Glad to hear that you enjoy it… The “Truly Swedish” things that I notice are what makes living in this country so fun for me. I have a list of other topics I need to write about, but it takes time to flesh out those ideas into blog postings. I’m always looking for guest writers too so if you have anything you want to write about, just send it on in!
Ha det så gott!
Thanks for the invitation, I’ll think about it and try to come up with something good enough! 😉
I get the opposite reaction here in the US. People are surprised that I know English so well “you don’t even have an accent”. I think most Europeans know that the Swedes know English, but usually not Americans. Is it because Americans usually do not know or study languages that much?
So, should this be commonly known that Swedish speak English with roughly no accent? I mean, am I an idiot for not knowing that the new Swedish guy who speaks English would do so without an accent? I expected something like the Irish accent or as they speak in the UK or Oz…where English is the language spoken but with a heavy accent.
Thanks for your comment! Well, I’d say that they do have an accent, it’s just much lighter than you would expect, and it is tinted from wherever they’ve spent time living. I have Swedish friends who studied in Australia who have an Australian tint. I have one other friend who lived in Scotland for 7 years and she sounds just like a Scot when she speaks English, but her Swedish is flawless.
There tends to be a slight accent speaking from personal experience although this depends on just how fluent the speaker is and where they learned to speak English. IN addition to this Accent or as they speak in the UK or Oz… just think what language you’re talking about (English) and then think of the primary country in the UK (England) then think how stupid that no accent remark sounds
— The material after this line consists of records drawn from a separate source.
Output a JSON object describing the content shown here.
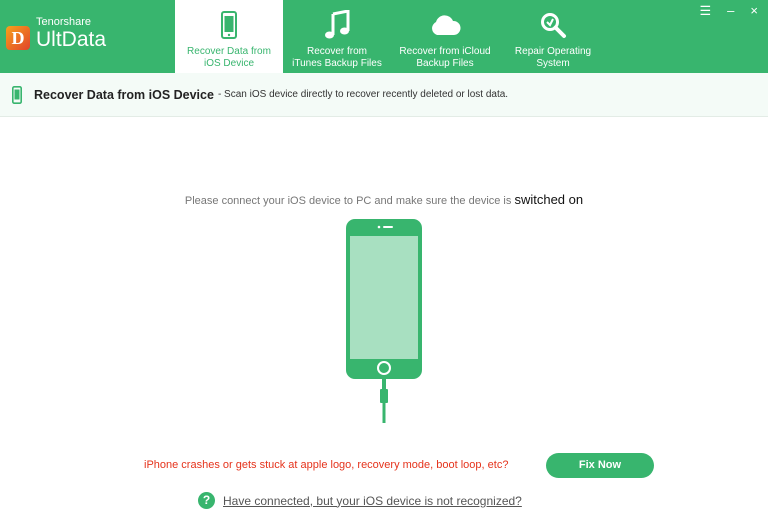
{
  "app": {
    "brand": "Tenorshare",
    "product": "UltData",
    "logo_letter": "D"
  },
  "tabs": [
    {
      "label": "Recover Data from\niOS Device",
      "icon": "iphone-icon",
      "active": true
    },
    {
      "label": "Recover from\niTunes Backup Files",
      "icon": "music-note-icon",
      "active": false
    },
    {
      "label": "Recover from iCloud\nBackup Files",
      "icon": "cloud-icon",
      "active": false
    },
    {
      "label": "Repair Operating\nSystem",
      "icon": "wrench-magnifier-icon",
      "active": false
    }
  ],
  "window_controls": {
    "menu": "☰",
    "minimize": "–",
    "close": "×"
  },
  "subheader": {
    "title": "Recover Data from iOS Device",
    "description": "- Scan iOS device directly to recover recently deleted or lost data."
  },
  "main": {
    "instruction": "Please connect your iOS device to PC and make sure the device is",
    "instruction_strong": "switched on",
    "warning": "iPhone crashes or gets stuck at apple logo, recovery mode, boot loop, etc?",
    "fix_button": "Fix Now",
    "help_icon": "?",
    "help_link": "Have connected, but your iOS device is not recognized?"
  },
  "colors": {
    "accent": "#38b56e",
    "warning": "#e5331c"
  }
}
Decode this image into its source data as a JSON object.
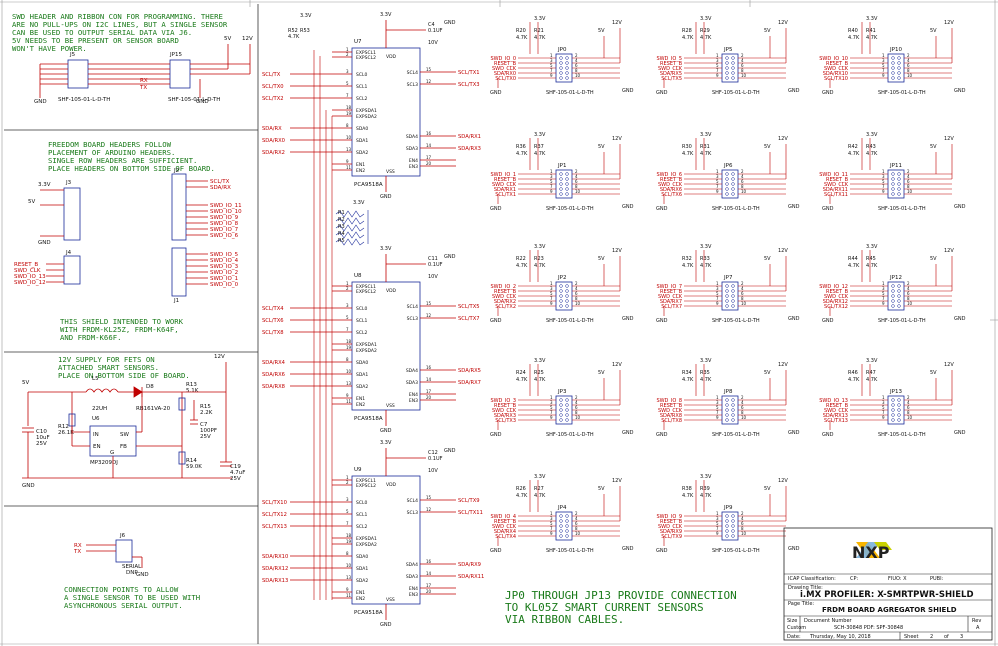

What a pity the Americans don’t speak English as well as the Swedes. The author of the the “Do You Speak English” article writes in appalling bad English which I find just so typical of much American writing. I’m not sure when they start to learn English in the USA, or how they go about learning it but when a nation such as Sweden speaks English better than they do, eye brows should be raised.
I just got back from a Christmas visit in Sweden. I was very impressed at how well the Swedes speak English. I wish I could learn to speak Swedish so well. I am proud to say my son, however, has learn to speak Swedish very well.
Secondly, I am familiary with snus, but did not see anyone spitting it on the ground. I would actually be surprised to see that, the Country to so clean and well maintained. I have a “God Jul” (Happy Christmas in Sweden. I do agree the Swedes are quiet or possiblly shy people, but I would not call them rude
How about the fact that in Scandinavia and Holland subtitles are used instead of dubbing when foreign films or programmes are shown. This means that people get acustomed to foreign languages in a different way than most people around the globe.
Haha I totally fell in love with your blog! It’s awesome to see a outsiders perspective! 🙂 I’m adding you to my favorites !!